Publish and be damned

The OGC Gateway Reviews provide a wealth of information about the programme and, until they end in 2005, a useful chronicle of how and why it began to go off track. Many of the reviewers’ comments mirror criticisms that were made in the press or professional forums at the time, but which were brushed off as ill-informed or unhelpful by the programme and its leaders.

Significantly, no Gate 5 benefits realisation review has been run of any aspect of the programme: even though it is now four years since its different elements and clusters went through Gate 4. Since the problems that would plague NPfIT and stall its critical NHS CRS strand were so well documented in those and earlier reviews, it is unfortunate that the OGC did not publish its work at the time.


More than 30 Office of Government Commerce Gateway Reviews of the National Programme for IT in the NHS, its components and clusters were released onto the NHS Connecting for Health website in response to a Freedom of Information Act request.

This is far more than E-Health Insider’s small team of reporters can work through. So we would like you, our readers, to help – and bring your knowledge and expertise to the process at the same time.

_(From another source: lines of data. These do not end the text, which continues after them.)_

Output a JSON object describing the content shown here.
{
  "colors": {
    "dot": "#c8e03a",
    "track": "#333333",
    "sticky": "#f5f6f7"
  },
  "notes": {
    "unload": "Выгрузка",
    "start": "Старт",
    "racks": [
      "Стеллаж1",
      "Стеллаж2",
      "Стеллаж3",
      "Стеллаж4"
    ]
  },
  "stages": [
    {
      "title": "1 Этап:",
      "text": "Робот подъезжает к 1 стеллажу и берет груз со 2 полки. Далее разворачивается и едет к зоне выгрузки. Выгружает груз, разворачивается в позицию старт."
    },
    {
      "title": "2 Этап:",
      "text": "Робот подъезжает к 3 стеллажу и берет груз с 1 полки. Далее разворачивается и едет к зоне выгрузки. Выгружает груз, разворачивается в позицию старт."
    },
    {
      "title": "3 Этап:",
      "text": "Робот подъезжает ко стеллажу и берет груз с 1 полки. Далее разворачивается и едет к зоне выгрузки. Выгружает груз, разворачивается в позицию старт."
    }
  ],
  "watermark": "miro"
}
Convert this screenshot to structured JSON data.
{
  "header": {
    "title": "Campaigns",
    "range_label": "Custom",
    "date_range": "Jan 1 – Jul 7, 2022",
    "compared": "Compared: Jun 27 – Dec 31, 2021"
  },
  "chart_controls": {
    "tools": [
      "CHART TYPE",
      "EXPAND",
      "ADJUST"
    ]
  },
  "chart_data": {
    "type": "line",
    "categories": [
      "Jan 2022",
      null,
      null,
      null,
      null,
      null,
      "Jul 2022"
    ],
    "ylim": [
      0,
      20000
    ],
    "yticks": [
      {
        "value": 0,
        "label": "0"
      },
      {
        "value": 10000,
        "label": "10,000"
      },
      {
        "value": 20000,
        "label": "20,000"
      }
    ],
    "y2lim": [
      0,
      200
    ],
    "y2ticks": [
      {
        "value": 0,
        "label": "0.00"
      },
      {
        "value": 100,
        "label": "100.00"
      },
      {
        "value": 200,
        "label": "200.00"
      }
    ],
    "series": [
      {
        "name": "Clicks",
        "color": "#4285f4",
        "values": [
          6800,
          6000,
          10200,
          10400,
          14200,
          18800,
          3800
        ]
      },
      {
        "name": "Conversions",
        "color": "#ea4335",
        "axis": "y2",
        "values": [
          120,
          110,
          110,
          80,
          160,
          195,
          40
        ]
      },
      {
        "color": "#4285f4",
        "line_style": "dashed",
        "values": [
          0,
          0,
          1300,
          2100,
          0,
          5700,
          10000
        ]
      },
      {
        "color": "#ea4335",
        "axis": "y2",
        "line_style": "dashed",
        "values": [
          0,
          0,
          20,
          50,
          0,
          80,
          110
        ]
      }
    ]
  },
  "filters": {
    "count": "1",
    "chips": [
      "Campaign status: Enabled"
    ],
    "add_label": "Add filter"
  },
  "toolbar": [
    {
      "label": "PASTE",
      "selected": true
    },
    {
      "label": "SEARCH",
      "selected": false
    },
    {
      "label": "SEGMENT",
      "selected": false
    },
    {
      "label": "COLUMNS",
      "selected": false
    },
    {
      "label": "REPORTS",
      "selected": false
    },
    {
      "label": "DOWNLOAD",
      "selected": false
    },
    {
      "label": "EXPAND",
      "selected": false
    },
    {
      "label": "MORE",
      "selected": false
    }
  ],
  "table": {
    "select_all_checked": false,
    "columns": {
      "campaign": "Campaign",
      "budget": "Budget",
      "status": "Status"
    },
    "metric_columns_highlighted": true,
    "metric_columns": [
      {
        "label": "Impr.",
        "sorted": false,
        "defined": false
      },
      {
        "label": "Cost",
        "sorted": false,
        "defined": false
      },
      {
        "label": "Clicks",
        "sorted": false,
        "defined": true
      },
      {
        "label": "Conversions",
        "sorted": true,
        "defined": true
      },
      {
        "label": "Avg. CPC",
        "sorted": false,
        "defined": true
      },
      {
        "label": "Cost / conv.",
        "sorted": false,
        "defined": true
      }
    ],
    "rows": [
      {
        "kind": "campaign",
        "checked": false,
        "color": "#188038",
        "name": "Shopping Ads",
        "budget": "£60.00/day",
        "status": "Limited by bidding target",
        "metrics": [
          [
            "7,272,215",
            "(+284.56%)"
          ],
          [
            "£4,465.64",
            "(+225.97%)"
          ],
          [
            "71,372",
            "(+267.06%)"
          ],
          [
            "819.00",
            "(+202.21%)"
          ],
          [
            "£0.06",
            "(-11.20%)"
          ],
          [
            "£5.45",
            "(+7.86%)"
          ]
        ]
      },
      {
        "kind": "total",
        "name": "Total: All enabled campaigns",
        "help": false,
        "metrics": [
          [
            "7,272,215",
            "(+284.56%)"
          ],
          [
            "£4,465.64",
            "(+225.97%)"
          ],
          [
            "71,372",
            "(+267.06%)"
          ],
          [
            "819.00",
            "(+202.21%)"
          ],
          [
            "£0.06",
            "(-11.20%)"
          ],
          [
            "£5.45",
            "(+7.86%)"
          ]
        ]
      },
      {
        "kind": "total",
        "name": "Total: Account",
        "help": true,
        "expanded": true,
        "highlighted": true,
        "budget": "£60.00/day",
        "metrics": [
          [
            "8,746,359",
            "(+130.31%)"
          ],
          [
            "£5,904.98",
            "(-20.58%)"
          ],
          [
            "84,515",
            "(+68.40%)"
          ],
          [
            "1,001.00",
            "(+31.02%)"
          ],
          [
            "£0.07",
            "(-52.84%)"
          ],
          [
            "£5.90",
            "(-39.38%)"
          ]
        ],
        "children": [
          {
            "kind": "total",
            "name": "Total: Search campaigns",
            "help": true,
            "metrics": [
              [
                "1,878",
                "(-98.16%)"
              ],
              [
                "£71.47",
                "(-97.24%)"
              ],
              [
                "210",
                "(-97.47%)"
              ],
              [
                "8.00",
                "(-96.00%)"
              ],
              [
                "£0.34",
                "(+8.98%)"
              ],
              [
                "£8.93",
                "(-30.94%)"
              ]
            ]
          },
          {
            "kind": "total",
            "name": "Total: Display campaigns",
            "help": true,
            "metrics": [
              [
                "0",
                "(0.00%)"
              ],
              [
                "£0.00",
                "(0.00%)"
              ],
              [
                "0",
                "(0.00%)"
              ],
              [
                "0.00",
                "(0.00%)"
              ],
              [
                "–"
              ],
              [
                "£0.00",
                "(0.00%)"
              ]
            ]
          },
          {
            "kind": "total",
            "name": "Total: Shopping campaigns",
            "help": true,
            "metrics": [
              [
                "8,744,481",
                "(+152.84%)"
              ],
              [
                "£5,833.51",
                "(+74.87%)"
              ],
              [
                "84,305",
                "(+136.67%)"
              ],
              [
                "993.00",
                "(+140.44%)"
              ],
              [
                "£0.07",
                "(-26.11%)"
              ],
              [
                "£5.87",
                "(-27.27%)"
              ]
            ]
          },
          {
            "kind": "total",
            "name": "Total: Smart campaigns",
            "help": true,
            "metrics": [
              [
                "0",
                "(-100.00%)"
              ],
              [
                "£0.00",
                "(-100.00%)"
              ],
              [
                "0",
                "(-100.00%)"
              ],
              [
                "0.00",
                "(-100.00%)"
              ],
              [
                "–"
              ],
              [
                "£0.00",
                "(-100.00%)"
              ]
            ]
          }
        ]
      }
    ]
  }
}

Please visit the OGC Reviews section that we have set up in Opinion and Analysis, read a document – or two – and post a comment if there is anything in it that we or other readers should know about. Or just post a comment on things that strike you or might hold lessons for the present and future. We’ll report back on interesting findings.